The convenience and portability of digital media is a big part of what’s driven down sales of physical records, so give your fans an incentive to buy physical copies if you’re issuing them. Yes, give them a digital download with the sale of an LP, but also try to offer something about the LP or CD that’s unique to that medium: a gatefold sleeve, coloured vinyl, bonus tracks which can only be “decoded” from the liner notes (a trick used to great effect on Everything Goes Cold’s The Tyrant Sun), unique packaging. This can obviously get expensive (though perhaps not if you’re really laterally minded), but maybe you only cook up deluxe physical editions once in a blue moon, or in very limited numbers, further motivating the die-hard portion of your fanbase.
Offer Your Guests An Appetizer
Hopefully at some point before your hot new album’s release, and definitely after, fans and media should have access to at least one embeddable streaming track from your new release. You don’t need to make the whole album streamable and we’re emphatically not saying that you need to give away any free downloads, but there should be a small but fully realised piece of your work available as a preview for your listeners to get pumped about, and for press organs who are trying to give your release some shine (Hi!). If you’re already using BandCamp, congrats: this one’s probably already done. Obviously this can get tricky for long, single track pieces, so put your thinking caps on, dark ambient peeps.
You Can’t Buy Fans, Only “Likes”
Facebook ads have their place, and can be a useful tool for getting noticed. But it sets off alarms in potential fans when they see you have 20,000 followers and zero people posting on your page. “Likes” don’t mean doodly if you don’t have the music to back it up. In fact they’re hurting you, since they’ve removed your ability to gauge how many genuine fans you have versus people who randomly clicked on the “like” button when your name popped up in the sidebar. Organic growth of your audience comes from making good music and getting it out to people, and there aren’t any shortcuts to that. Save your cash, and put your time towards your art.
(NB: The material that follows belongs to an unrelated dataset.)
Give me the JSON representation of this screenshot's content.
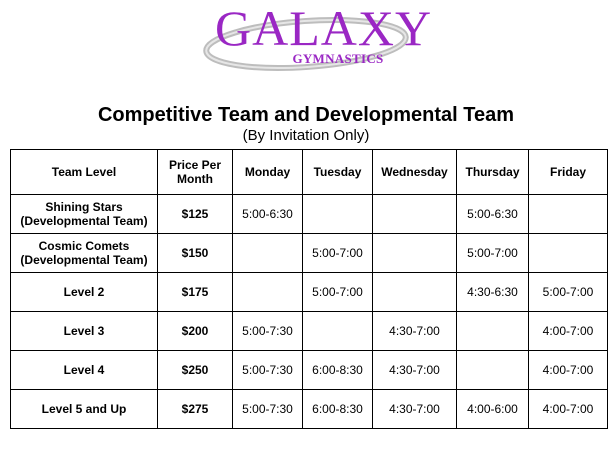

Be Visually Interesting
It’s a fact that long before we hear your band, you will have made some kind of visual impact on us. It goes like this: we see your name mentioned somewhere, we google you to find your web presence and then one of two things happens when we visit your site: a) We find a bunch of band pics of you with dread-falls and goggles, or zombie make-up or covered in fake blood or a flyer for your show with a naked girl writhing on a microchip in a gasmask and we immediately lose interest, or b) we see something cool and different and hopefully intriguing that suggests your music is also pretty cool, and we’re keener to hear what you do. Okay, so cool is pretty arbitrary as a goal, but think of it this way: if you could exchange your band photos or album art with another band who sounds similar to you without anyone noticing, you haven’t done a very good job of making yourself stand out. Yes, yes, it should be about the music first and foremost, but in this climate you can’t get away with doing the same shit as everyone else without it coming off as derivative. Speaking of which…
Some Fonts Need To Die
…It’s 2013. There are man-made vehicles exploring Mars. The sum total of human knowledge can be accessed anytime from a device not much larger than a business card. People are endeavoring to print functioning handguns. In short, it is the motherfucking future, and there is not one single, solitary valid reason for your record or website to use the Ogilvie or Abaddon fonts. None.
What online pitfalls to watch out for and tips do you have for bands? Leave ‘em in the comments! And no, we weren’t talking about your project in this article, promise.